## WHAT THIS TASK INVOLVES
Copy out each line of the data below in which the string "icon" appears.

(Website and app data records)
.....

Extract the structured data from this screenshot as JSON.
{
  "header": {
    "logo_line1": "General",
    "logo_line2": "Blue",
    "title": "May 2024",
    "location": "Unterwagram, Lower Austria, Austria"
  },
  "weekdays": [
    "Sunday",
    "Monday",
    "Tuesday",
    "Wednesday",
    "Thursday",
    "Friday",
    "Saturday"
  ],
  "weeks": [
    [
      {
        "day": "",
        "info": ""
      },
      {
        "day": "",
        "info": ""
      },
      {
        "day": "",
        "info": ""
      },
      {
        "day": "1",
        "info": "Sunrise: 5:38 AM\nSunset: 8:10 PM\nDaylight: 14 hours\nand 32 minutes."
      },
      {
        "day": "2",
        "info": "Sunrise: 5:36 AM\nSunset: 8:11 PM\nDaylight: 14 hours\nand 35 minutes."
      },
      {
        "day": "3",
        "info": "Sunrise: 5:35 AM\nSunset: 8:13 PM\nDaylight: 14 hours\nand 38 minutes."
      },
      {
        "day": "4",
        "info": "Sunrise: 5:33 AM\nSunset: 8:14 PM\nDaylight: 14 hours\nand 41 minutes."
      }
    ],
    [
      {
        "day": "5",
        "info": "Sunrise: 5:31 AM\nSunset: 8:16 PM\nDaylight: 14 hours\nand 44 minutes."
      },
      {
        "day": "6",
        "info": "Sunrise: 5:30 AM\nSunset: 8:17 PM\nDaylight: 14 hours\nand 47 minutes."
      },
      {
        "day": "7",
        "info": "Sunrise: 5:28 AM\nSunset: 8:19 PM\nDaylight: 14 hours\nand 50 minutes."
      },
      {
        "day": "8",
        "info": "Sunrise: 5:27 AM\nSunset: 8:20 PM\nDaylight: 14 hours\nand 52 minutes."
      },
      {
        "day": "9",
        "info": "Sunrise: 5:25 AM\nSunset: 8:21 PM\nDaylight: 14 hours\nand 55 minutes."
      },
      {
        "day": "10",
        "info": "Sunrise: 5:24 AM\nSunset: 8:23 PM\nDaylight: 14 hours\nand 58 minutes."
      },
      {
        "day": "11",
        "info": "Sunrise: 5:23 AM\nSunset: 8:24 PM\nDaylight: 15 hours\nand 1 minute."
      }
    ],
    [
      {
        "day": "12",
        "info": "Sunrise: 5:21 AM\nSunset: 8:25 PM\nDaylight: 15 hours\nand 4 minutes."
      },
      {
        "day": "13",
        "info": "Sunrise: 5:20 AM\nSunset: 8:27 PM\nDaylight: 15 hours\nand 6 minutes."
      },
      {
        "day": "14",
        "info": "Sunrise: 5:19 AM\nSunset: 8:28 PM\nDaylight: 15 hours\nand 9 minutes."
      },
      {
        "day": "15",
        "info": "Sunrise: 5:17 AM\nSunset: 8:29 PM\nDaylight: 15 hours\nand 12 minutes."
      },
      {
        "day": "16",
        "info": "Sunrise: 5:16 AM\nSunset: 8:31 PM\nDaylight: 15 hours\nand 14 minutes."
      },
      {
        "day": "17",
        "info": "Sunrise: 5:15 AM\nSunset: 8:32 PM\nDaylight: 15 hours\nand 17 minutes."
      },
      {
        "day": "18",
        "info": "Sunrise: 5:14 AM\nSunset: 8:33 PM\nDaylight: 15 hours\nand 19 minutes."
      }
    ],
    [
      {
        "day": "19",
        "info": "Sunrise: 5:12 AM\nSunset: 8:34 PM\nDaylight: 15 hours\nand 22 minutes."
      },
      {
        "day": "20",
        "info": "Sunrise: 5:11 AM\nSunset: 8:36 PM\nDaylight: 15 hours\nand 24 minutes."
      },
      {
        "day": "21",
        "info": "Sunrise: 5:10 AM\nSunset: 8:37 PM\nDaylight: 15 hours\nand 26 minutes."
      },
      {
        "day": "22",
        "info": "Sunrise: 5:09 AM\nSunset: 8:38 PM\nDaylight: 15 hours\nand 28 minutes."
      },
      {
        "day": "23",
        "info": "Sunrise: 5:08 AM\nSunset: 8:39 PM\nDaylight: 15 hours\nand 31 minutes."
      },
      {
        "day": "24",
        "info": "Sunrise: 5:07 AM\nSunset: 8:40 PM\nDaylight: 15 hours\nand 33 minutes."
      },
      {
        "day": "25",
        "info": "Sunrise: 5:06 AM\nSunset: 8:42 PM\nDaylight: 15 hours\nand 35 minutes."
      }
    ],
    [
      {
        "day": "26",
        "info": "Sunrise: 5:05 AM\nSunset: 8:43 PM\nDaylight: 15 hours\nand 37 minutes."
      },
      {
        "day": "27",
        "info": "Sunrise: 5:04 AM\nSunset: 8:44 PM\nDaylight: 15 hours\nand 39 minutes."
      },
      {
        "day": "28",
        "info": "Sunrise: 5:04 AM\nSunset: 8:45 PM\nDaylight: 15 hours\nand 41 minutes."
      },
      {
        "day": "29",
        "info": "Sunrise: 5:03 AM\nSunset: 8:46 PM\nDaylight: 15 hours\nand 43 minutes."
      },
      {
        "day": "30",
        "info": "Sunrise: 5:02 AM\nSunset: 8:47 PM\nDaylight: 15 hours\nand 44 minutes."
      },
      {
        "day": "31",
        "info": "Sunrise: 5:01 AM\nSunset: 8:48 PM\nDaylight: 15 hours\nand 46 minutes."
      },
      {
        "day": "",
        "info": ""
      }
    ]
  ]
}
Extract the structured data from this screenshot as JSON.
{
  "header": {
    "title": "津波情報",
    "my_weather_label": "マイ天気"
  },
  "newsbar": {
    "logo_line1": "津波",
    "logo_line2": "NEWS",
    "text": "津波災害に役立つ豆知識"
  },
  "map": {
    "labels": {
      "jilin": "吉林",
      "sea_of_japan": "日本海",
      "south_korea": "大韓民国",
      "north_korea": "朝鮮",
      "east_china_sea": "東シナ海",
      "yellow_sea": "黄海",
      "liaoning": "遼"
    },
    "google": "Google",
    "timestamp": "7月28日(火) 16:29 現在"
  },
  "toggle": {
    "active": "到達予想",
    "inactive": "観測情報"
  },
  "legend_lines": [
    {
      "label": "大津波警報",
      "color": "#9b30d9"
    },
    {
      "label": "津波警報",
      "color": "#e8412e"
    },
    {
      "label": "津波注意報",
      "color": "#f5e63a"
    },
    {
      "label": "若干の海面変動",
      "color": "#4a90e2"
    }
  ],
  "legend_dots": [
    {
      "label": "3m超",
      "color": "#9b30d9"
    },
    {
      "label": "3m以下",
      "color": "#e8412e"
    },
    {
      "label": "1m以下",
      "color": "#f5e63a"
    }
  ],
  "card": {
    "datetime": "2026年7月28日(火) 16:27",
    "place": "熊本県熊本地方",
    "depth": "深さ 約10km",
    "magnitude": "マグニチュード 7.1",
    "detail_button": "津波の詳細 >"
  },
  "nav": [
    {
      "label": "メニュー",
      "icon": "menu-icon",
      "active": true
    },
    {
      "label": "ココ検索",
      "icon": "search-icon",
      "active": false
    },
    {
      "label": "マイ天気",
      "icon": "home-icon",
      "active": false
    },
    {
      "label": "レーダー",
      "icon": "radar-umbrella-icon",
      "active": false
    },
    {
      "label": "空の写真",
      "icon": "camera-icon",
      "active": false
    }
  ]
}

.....

## SOLUTION TO THE EXERCISE
      "icon": "menu-icon",
      "icon": "search-icon",
      "icon": "home-icon",
      "icon": "radar-umbrella-icon",
      "icon": "camera-icon",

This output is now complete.